▶ **Assignment**
Whenever a line in the material below includes "accent", copy that line.

▶ **Data for review**

····················

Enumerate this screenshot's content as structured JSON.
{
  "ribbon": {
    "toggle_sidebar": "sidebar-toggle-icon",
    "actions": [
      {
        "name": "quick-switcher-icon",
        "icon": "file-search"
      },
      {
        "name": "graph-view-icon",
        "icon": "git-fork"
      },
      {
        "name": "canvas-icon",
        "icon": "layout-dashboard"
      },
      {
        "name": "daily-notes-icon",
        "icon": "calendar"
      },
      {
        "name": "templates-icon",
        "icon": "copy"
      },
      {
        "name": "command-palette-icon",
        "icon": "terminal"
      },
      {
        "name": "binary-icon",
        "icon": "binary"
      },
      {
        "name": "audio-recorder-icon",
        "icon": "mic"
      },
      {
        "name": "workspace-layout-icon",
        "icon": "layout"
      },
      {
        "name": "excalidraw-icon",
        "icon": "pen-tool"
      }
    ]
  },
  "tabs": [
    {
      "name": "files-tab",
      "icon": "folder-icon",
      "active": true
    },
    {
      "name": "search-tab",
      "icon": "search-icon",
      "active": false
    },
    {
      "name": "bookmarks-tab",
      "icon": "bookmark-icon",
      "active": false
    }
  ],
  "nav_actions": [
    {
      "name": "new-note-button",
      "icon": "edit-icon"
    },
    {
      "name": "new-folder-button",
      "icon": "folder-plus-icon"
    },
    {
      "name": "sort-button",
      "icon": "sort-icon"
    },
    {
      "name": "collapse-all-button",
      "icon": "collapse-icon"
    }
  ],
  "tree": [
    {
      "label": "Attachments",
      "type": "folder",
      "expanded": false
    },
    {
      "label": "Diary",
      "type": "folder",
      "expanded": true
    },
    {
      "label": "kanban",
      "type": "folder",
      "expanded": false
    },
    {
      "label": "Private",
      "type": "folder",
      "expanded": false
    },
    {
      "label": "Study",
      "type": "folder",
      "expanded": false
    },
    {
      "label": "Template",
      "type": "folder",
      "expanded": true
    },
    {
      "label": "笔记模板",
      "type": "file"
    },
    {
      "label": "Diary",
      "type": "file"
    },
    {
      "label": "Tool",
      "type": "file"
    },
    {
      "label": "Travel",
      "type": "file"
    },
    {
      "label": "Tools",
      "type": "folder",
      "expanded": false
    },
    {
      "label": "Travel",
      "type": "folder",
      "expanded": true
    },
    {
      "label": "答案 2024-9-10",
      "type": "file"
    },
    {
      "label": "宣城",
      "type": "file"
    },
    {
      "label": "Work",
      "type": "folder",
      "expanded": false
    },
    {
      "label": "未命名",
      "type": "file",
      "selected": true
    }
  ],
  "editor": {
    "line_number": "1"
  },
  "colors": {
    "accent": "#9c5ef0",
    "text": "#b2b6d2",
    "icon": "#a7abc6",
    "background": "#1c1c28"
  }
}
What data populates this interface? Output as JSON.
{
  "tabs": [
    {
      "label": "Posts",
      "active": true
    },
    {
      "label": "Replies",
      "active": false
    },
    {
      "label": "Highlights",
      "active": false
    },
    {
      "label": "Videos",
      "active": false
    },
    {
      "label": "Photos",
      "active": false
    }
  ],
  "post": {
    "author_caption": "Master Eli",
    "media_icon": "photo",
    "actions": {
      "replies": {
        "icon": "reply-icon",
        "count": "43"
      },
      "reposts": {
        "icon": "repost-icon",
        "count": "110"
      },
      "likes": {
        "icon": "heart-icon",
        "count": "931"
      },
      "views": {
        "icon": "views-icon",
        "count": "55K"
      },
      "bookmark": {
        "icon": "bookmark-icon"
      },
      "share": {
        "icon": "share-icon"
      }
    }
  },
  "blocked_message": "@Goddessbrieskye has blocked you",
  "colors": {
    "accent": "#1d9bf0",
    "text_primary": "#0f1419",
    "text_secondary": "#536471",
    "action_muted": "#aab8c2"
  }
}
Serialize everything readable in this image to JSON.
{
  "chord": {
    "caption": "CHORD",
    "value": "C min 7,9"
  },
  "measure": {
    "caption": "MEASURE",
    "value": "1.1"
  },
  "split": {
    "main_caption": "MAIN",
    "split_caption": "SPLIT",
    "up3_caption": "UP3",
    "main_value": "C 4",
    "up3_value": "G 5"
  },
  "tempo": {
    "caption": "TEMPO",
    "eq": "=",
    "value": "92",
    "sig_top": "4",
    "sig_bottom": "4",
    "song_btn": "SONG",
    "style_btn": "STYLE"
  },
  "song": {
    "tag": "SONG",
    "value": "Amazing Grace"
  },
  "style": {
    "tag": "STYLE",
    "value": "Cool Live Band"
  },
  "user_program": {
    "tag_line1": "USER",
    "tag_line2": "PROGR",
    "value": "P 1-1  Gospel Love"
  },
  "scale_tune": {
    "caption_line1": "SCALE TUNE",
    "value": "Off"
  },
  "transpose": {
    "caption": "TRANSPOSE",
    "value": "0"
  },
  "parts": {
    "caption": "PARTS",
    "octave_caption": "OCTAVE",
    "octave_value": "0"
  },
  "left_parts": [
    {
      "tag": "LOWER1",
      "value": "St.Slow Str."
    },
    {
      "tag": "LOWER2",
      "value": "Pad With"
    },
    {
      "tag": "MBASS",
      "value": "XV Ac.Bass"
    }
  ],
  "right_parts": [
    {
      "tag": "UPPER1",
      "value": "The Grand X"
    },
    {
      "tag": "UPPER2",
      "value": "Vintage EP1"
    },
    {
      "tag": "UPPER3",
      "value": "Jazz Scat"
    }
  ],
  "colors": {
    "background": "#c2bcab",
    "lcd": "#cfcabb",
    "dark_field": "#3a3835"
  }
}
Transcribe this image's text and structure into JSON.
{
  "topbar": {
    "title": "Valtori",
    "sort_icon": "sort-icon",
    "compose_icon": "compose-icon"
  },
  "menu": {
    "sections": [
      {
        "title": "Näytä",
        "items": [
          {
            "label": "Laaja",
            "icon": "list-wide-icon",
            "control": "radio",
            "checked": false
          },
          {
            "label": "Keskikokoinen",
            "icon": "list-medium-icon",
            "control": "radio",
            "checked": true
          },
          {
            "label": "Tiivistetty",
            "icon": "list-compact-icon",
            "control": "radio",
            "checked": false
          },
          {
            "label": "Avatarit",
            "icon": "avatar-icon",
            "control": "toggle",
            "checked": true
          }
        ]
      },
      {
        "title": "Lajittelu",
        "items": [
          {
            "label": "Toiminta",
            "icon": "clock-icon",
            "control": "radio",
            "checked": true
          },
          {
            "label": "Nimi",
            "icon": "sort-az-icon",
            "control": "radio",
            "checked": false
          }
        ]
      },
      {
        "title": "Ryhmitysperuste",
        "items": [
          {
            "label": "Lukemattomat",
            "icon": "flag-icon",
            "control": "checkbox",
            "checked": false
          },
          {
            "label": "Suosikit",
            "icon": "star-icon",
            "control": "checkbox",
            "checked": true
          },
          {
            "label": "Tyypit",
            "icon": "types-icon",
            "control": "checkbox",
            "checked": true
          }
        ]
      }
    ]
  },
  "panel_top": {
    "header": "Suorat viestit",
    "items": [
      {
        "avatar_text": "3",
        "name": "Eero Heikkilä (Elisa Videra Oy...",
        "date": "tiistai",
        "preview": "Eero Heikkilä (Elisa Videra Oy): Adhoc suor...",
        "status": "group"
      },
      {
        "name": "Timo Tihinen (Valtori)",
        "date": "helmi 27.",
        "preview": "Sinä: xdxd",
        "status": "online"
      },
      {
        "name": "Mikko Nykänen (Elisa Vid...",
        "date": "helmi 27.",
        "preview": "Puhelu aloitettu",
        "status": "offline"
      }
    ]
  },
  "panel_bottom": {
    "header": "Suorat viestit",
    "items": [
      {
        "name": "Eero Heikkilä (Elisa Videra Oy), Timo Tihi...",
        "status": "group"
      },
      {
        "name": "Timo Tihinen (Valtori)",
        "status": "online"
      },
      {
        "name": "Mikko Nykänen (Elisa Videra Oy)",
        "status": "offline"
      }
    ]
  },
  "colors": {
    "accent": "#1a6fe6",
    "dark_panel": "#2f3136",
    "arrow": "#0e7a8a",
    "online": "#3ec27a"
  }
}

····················

▶ **Task solution**
    "accent": "#9c5ef0",
    "accent": "#1d9bf0",
    "accent": "#1a6fe6",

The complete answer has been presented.